INPUT MATERIAL —
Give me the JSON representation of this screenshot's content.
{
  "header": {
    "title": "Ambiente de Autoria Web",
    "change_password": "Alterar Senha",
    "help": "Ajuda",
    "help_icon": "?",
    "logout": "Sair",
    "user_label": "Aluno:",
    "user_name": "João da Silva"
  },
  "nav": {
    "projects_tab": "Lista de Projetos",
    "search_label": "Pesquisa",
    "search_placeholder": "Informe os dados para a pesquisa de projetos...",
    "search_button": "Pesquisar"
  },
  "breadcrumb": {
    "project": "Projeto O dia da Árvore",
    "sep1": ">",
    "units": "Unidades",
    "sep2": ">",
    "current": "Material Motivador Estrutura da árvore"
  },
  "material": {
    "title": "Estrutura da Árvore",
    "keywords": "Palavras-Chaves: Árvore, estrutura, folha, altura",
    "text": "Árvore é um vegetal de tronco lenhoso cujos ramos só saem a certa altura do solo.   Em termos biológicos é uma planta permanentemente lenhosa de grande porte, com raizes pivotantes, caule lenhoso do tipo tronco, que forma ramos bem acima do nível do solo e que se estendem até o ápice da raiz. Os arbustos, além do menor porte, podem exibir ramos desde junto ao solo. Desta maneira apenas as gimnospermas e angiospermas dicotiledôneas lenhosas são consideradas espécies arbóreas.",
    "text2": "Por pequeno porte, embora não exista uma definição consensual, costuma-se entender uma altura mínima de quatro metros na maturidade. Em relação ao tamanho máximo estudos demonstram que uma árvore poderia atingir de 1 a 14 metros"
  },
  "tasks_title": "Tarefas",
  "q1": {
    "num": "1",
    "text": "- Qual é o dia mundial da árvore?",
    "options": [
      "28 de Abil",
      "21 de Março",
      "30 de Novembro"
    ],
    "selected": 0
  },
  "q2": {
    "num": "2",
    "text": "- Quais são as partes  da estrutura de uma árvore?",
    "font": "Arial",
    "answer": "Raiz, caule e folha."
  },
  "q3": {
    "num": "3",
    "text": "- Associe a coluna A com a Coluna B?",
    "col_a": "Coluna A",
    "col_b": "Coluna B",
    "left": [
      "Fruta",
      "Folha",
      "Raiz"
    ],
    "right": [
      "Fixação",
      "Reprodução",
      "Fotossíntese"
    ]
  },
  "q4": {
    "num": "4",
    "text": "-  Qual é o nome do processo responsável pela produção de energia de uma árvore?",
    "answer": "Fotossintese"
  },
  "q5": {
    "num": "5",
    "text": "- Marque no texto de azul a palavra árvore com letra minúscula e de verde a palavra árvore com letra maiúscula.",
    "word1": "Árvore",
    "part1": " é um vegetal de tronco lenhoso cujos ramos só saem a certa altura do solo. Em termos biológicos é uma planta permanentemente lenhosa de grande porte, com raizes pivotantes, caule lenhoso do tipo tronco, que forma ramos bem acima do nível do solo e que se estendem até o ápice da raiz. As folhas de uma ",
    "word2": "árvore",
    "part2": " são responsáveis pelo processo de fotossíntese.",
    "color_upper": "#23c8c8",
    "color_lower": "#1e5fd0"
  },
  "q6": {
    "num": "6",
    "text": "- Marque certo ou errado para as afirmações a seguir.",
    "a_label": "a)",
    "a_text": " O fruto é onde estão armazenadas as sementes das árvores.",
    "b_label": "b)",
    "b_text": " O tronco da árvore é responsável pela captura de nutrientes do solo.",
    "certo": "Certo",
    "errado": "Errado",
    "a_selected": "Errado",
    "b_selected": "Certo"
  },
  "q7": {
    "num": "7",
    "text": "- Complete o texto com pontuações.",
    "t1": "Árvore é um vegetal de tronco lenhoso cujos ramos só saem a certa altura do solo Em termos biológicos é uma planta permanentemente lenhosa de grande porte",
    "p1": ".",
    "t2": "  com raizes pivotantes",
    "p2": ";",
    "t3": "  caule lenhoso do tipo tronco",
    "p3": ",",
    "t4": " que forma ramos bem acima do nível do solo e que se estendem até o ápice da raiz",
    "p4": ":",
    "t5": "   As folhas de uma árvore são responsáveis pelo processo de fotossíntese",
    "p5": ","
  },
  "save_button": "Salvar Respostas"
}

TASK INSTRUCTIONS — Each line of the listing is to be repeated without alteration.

REPLY TO THE TASK —
Give me the JSON representation of this screenshot's content.
{
  "header": {
    "title": "Ambiente de Autoria Web",
    "change_password": "Alterar Senha",
    "help": "Ajuda",
    "help_icon": "?",
    "logout": "Sair",
    "user_label": "Aluno:",
    "user_name": "João da Silva"
  },
  "nav": {
    "projects_tab": "Lista de Projetos",
    "search_label": "Pesquisa",
    "search_placeholder": "Informe os dados para a pesquisa de projetos...",
    "search_button": "Pesquisar"
  },
  "breadcrumb": {
    "project": "Projeto O dia da Árvore",
    "sep1": ">",
    "units": "Unidades",
    "sep2": ">",
    "current": "Material Motivador Estrutura da árvore"
  },
  "material": {
    "title": "Estrutura da Árvore",
    "keywords": "Palavras-Chaves: Árvore, estrutura, folha, altura",
    "text": "Árvore é um vegetal de tronco lenhoso cujos ramos só saem a certa altura do solo.   Em termos biológicos é uma planta permanentemente lenhosa de grande porte, com raizes pivotantes, caule lenhoso do tipo tronco, que forma ramos bem acima do nível do solo e que se estendem até o ápice da raiz. Os arbustos, além do menor porte, podem exibir ramos desde junto ao solo. Desta maneira apenas as gimnospermas e angiospermas dicotiledôneas lenhosas são consideradas espécies arbóreas.",
    "text2": "Por pequeno porte, embora não exista uma definição consensual, costuma-se entender uma altura mínima de quatro metros na maturidade. Em relação ao tamanho máximo estudos demonstram que uma árvore poderia atingir de 1 a 14 metros"
  },
  "tasks_title": "Tarefas",
  "q1": {
    "num": "1",
    "text": "- Qual é o dia mundial da árvore?",
    "options": [
      "28 de Abil",
      "21 de Março",
      "30 de Novembro"
    ],
    "selected": 0
  },
  "q2": {
    "num": "2",
    "text": "- Quais são as partes  da estrutura de uma árvore?",
    "font": "Arial",
    "answer": "Raiz, caule e folha."
  },
  "q3": {
    "num": "3",
    "text": "- Associe a coluna A com a Coluna B?",
    "col_a": "Coluna A",
    "col_b": "Coluna B",
    "left": [
      "Fruta",
      "Folha",
      "Raiz"
    ],
    "right": [
      "Fixação",
      "Reprodução",
      "Fotossíntese"
    ]
  },
  "q4": {
    "num": "4",
    "text": "-  Qual é o nome do processo responsável pela produção de energia de uma árvore?",
    "answer": "Fotossintese"
  },
  "q5": {
    "num": "5",
    "text": "- Marque no texto de azul a palavra árvore com letra minúscula e de verde a palavra árvore com letra maiúscula.",
    "word1": "Árvore",
    "part1": " é um vegetal de tronco lenhoso cujos ramos só saem a certa altura do solo. Em termos biológicos é uma planta permanentemente lenhosa de grande porte, com raizes pivotantes, caule lenhoso do tipo tronco, que forma ramos bem acima do nível do solo e que se estendem até o ápice da raiz. As folhas de uma ",
    "word2": "árvore",
    "part2": " são responsáveis pelo processo de fotossíntese.",
    "color_upper": "#23c8c8",
    "color_lower": "#1e5fd0"
  },
  "q6": {
    "num": "6",
    "text": "- Marque certo ou errado para as afirmações a seguir.",
    "a_label": "a)",
    "a_text": " O fruto é onde estão armazenadas as sementes das árvores.",
    "b_label": "b)",
    "b_text": " O tronco da árvore é responsável pela captura de nutrientes do solo.",
    "certo": "Certo",
    "errado": "Errado",
    "a_selected": "Errado",
    "b_selected": "Certo"
  },
  "q7": {
    "num": "7",
    "text": "- Complete o texto com pontuações.",
    "t1": "Árvore é um vegetal de tronco lenhoso cujos ramos só saem a certa altura do solo Em termos biológicos é uma planta permanentemente lenhosa de grande porte",
    "p1": ".",
    "t2": "  com raizes pivotantes",
    "p2": ";",
    "t3": "  caule lenhoso do tipo tronco",
    "p3": ",",
    "t4": " que forma ramos bem acima do nível do solo e que se estendem até o ápice da raiz",
    "p4": ":",
    "t5": "   As folhas de uma árvore são responsáveis pelo processo de fotossíntese",
    "p5": ","
  },
  "save_button": "Salvar Respostas"
}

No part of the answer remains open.